I was very sorry to this morning of the death of Brian Lenihan. I met him on three occasions, and he was always very warm in his manner. He was the Fianna Fáil representative in a debate I organized in the Hist before the 2007 election. He had himself been a Censor and a Treasurer of the College Historical Society during his time in Trinity, and we later made him a Vice President of the Society.
I met him again in October 2009, in City West at the count centre as the positive result of the second Lisbon referendum was being counted, where he talked generally about the day with myself and two others there from Ireland for Europe.
But the day I will remember most was very early days of January 2010, we met in Hodges Figgis, where he was buying among other things, Skidelsky’s biography of Keynes. My Trinity scarf was what triggered familiarity, he approached me, and we talked for a few minutes, about what I was doing since we last met, and all that was going on in the world.

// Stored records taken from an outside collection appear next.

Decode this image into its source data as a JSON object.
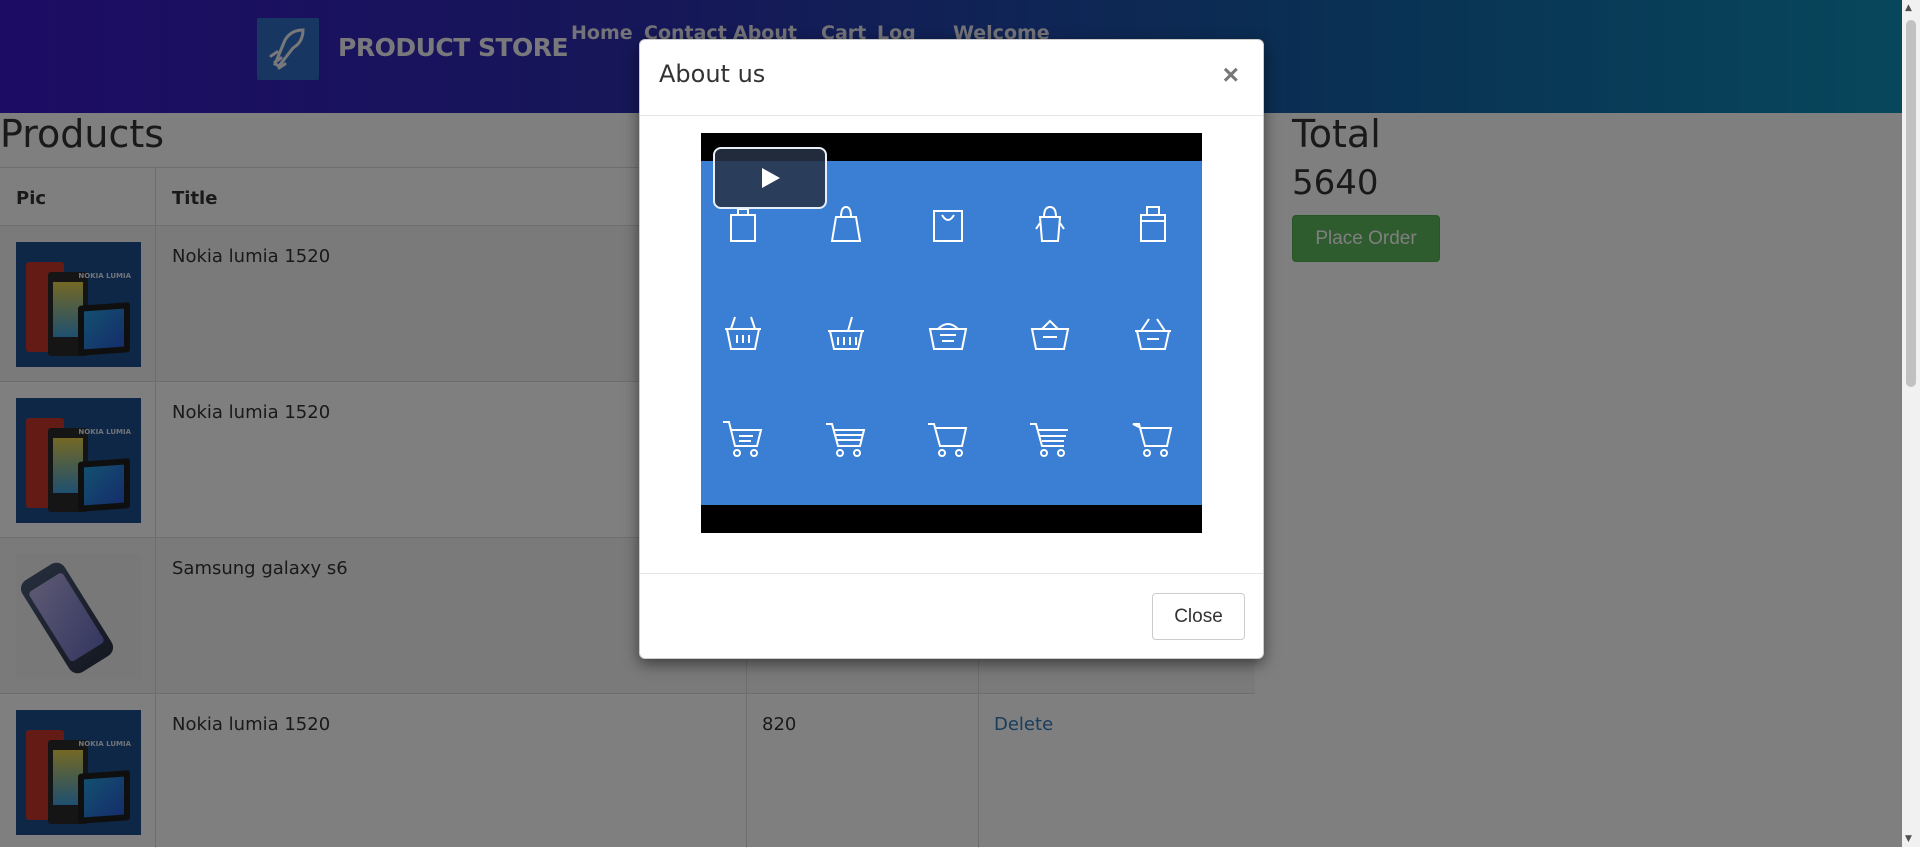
{
  "navbar": {
    "brand": "PRODUCT STORE",
    "links": [
      "Home",
      "Contact",
      "About",
      "Cart",
      "Log",
      "Welcome"
    ]
  },
  "page": {
    "products_title": "Products",
    "table_headers": [
      "Pic",
      "Title"
    ],
    "rows": [
      {
        "title": "Nokia lumia 1520",
        "price": "",
        "action": ""
      },
      {
        "title": "Nokia lumia 1520",
        "price": "",
        "action": ""
      },
      {
        "title": "Samsung galaxy s6",
        "price": "",
        "action": ""
      },
      {
        "title": "Nokia lumia 1520",
        "price": "820",
        "action": "Delete"
      }
    ],
    "total_label": "Total",
    "total_value": "5640",
    "place_order": "Place Order"
  },
  "modal": {
    "title": "About us",
    "close_x": "×",
    "close_label": "Close"
  },
  "icons": {
    "row1": [
      "shopping-bag-icon",
      "shopping-bag-icon",
      "shopping-bag-icon",
      "shopping-bag-icon",
      "shopping-bag-icon"
    ],
    "row2": [
      "basket-icon",
      "basket-icon",
      "basket-icon",
      "basket-icon",
      "basket-icon"
    ],
    "row3": [
      "cart-icon",
      "cart-icon",
      "cart-icon",
      "cart-icon",
      "cart-icon"
    ]
  },
  "colors": {
    "video_bg": "#3b7fd4",
    "order_button": "#5cb85c",
    "link": "#337ab7"
  }
}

Brian Lenihan came to cabinet relatively late, because of the lack of cordiality between himself and Bertie Ahern. This meant that he wasn’t tainted by decisions made during those years. Unfortunately, he seemed unprepared at first for the position of Finance, with the global recession occurring so early in his term of office, such that he bears responsibility for one of the most costly decisions the state has made, and governments from now should take this a guide of what never to do again. But he did not lack integrity and commitment to resolving the country’s difficulty in what seemed to him the best way and he will be a loss to Irish politics.